_TASK OBJECTIVE_:
Could you find every line in the records below that contains the word "email" and copy it?

**** DATASET ****

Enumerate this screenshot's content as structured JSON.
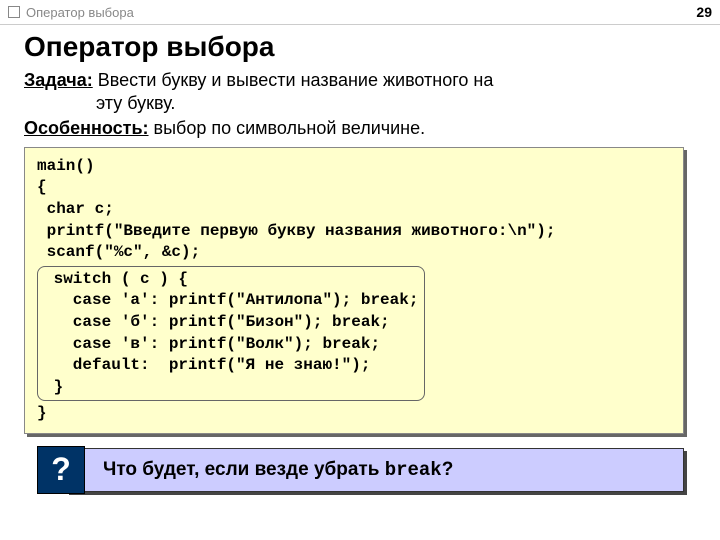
{
  "header": {
    "tab_title": "Оператор выбора",
    "page_number": "29"
  },
  "title": "Оператор выбора",
  "task": {
    "label": "Задача:",
    "line1": " Ввести букву и вывести название животного на",
    "line2": "эту букву."
  },
  "note": {
    "label": "Особенность:",
    "text": " выбор по символьной величине."
  },
  "code": {
    "l1": "main()",
    "l2": "{",
    "l3": " char c;",
    "l4": " printf(\"Введите первую букву названия животного:\\n\");",
    "l5": " scanf(\"%c\", &c);",
    "s1": " switch ( c ) {",
    "s2": "   case 'а': printf(\"Антилопа\"); break;",
    "s3": "   case 'б': printf(\"Бизон\"); break;",
    "s4": "   case 'в': printf(\"Волк\"); break;",
    "s5": "   default:  printf(\"Я не знаю!\");",
    "s6": " }",
    "l6": "}"
  },
  "question": {
    "mark": "?",
    "text_before": "Что будет, если везде убрать ",
    "mono": "break",
    "text_after": "?"
  }
}
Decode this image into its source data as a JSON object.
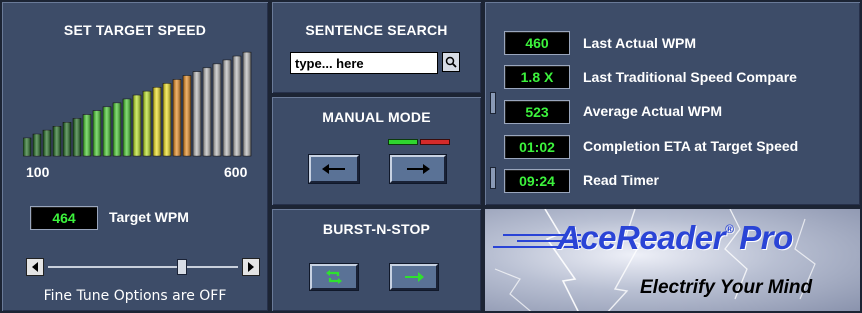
{
  "speed_panel": {
    "title": "SET TARGET SPEED",
    "range_min_label": "100",
    "range_max_label": "600",
    "target_wpm_value": "464",
    "target_wpm_label": "Target WPM",
    "fine_tune_status": "Fine Tune Options are OFF",
    "meter_colors": {
      "dark_green": "#1d6b1d",
      "green": "#43c92a",
      "yellow_green": "#b9e21f",
      "yellow": "#f1e21b",
      "orange": "#e88a1c",
      "gray": "#b9b9b9"
    }
  },
  "search_panel": {
    "title": "SENTENCE SEARCH",
    "input_value": "type... here",
    "search_icon": "magnifier-icon"
  },
  "manual_panel": {
    "title": "MANUAL MODE",
    "back_icon": "arrow-left-icon",
    "forward_icon": "arrow-right-icon",
    "indicator_colors": [
      "#2fd62f",
      "#d42a2a"
    ]
  },
  "burst_panel": {
    "title": "BURST-N-STOP",
    "loop_icon": "loop-arrow-icon",
    "forward_icon": "arrow-right-icon"
  },
  "stats_panel": {
    "rows": [
      {
        "value": "460",
        "label": "Last Actual WPM"
      },
      {
        "value": "1.8 X",
        "label": "Last Traditional Speed Compare"
      },
      {
        "value": "523",
        "label": "Average Actual WPM"
      },
      {
        "value": "01:02",
        "label": "Completion ETA at Target Speed"
      },
      {
        "value": "09:24",
        "label": "Read Timer"
      }
    ]
  },
  "brand_panel": {
    "logo_main": "AceReader",
    "logo_reg": "®",
    "logo_pro": "Pro",
    "tagline": "Electrify Your Mind",
    "accent_color": "#2a44d6"
  }
}
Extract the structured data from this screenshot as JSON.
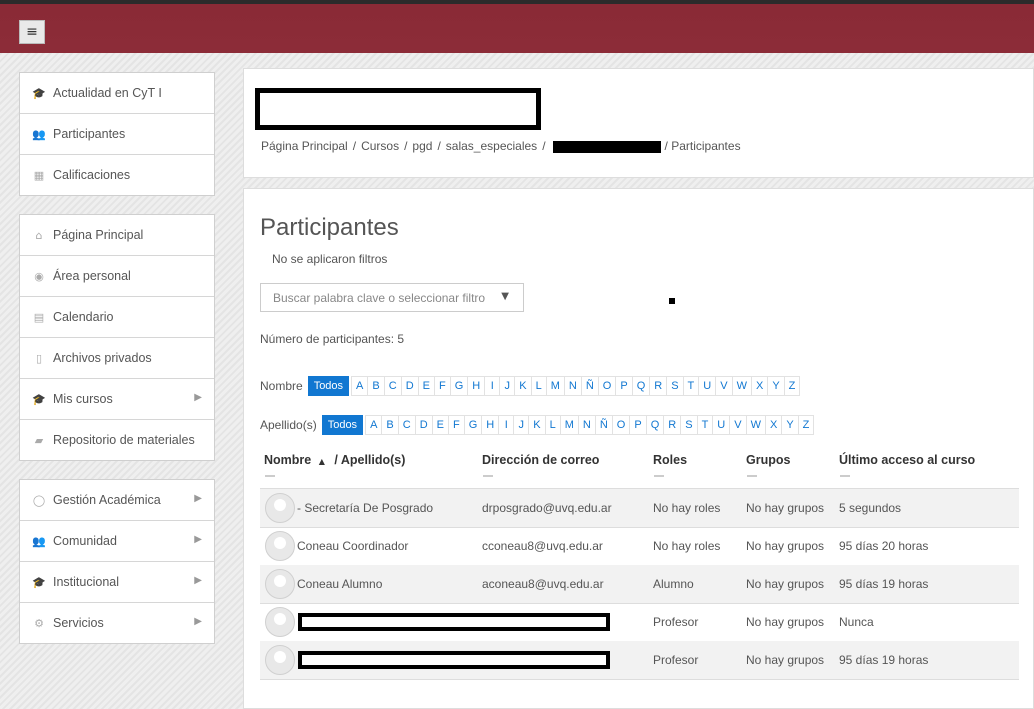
{
  "topbar": {
    "menu_icon": "hamburger-icon",
    "menu_glyph": "≡"
  },
  "sidebar": {
    "block1": [
      {
        "label": "Actualidad en CyT I",
        "icon": "mortarboard-icon",
        "glyph": "🎓"
      },
      {
        "label": "Participantes",
        "icon": "users-icon",
        "glyph": "👥"
      },
      {
        "label": "Calificaciones",
        "icon": "table-icon",
        "glyph": "▦"
      }
    ],
    "block2": [
      {
        "label": "Página Principal",
        "icon": "home-icon",
        "glyph": "⌂"
      },
      {
        "label": "Área personal",
        "icon": "dashboard-icon",
        "glyph": "◉"
      },
      {
        "label": "Calendario",
        "icon": "calendar-icon",
        "glyph": "▤"
      },
      {
        "label": "Archivos privados",
        "icon": "file-icon",
        "glyph": "▯"
      },
      {
        "label": "Mis cursos",
        "icon": "mortarboard-icon",
        "glyph": "🎓",
        "chevron": "▶"
      },
      {
        "label": "Repositorio de materiales",
        "icon": "book-icon",
        "glyph": "▰"
      }
    ],
    "block3": [
      {
        "label": "Gestión Académica",
        "icon": "user-circle-icon",
        "glyph": "◯",
        "chevron": "▶"
      },
      {
        "label": "Comunidad",
        "icon": "users-icon",
        "glyph": "👥",
        "chevron": "▶"
      },
      {
        "label": "Institucional",
        "icon": "mortarboard-icon",
        "glyph": "🎓",
        "chevron": "▶"
      },
      {
        "label": "Servicios",
        "icon": "gear-icon",
        "glyph": "⚙",
        "chevron": "▶"
      }
    ]
  },
  "breadcrumb": {
    "items": [
      "Página Principal",
      "/",
      "Cursos",
      "/",
      "pgd",
      "/",
      "salas_especiales",
      "/"
    ],
    "last": "/  Participantes"
  },
  "page": {
    "title": "Participantes",
    "no_filters": "No se aplicaron filtros",
    "search_placeholder": "Buscar palabra clave o seleccionar filtro",
    "search_arrow": "▼",
    "count": "Número de participantes: 5"
  },
  "filters": {
    "first_label": "Nombre",
    "last_label": "Apellido(s)",
    "all": "Todos",
    "letters": [
      "A",
      "B",
      "C",
      "D",
      "E",
      "F",
      "G",
      "H",
      "I",
      "J",
      "K",
      "L",
      "M",
      "N",
      "Ñ",
      "O",
      "P",
      "Q",
      "R",
      "S",
      "T",
      "U",
      "V",
      "W",
      "X",
      "Y",
      "Z"
    ]
  },
  "table": {
    "headers": {
      "name": "Nombre",
      "sort_icon": "▲",
      "surname": "/ Apellido(s)",
      "email": "Dirección de correo",
      "roles": "Roles",
      "groups": "Grupos",
      "last_access": "Último acceso al curso"
    },
    "rows": [
      {
        "name": "- Secretaría De Posgrado",
        "email": "drposgrado@uvq.edu.ar",
        "roles": "No hay roles",
        "groups": "No hay grupos",
        "access": "5 segundos",
        "redacted": false
      },
      {
        "name": "Coneau Coordinador",
        "email": "cconeau8@uvq.edu.ar",
        "roles": "No hay roles",
        "groups": "No hay grupos",
        "access": "95 días 20 horas",
        "redacted": false
      },
      {
        "name": "Coneau Alumno",
        "email": "aconeau8@uvq.edu.ar",
        "roles": "Alumno",
        "groups": "No hay grupos",
        "access": "95 días 19 horas",
        "redacted": false
      },
      {
        "name": "",
        "email": "",
        "roles": "Profesor",
        "groups": "No hay grupos",
        "access": "Nunca",
        "redacted": true
      },
      {
        "name": "",
        "email": "",
        "roles": "Profesor",
        "groups": "No hay grupos",
        "access": "95 días 19 horas",
        "redacted": true
      }
    ]
  }
}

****

_RESPONSE TO THIS TASK_:
      "email": "Dirección de correo",
        "email": "drposgrado@uvq.edu.ar",
        "email": "cconeau8@uvq.edu.ar",
        "email": "aconeau8@uvq.edu.ar",
        "email": "",
        "email": "",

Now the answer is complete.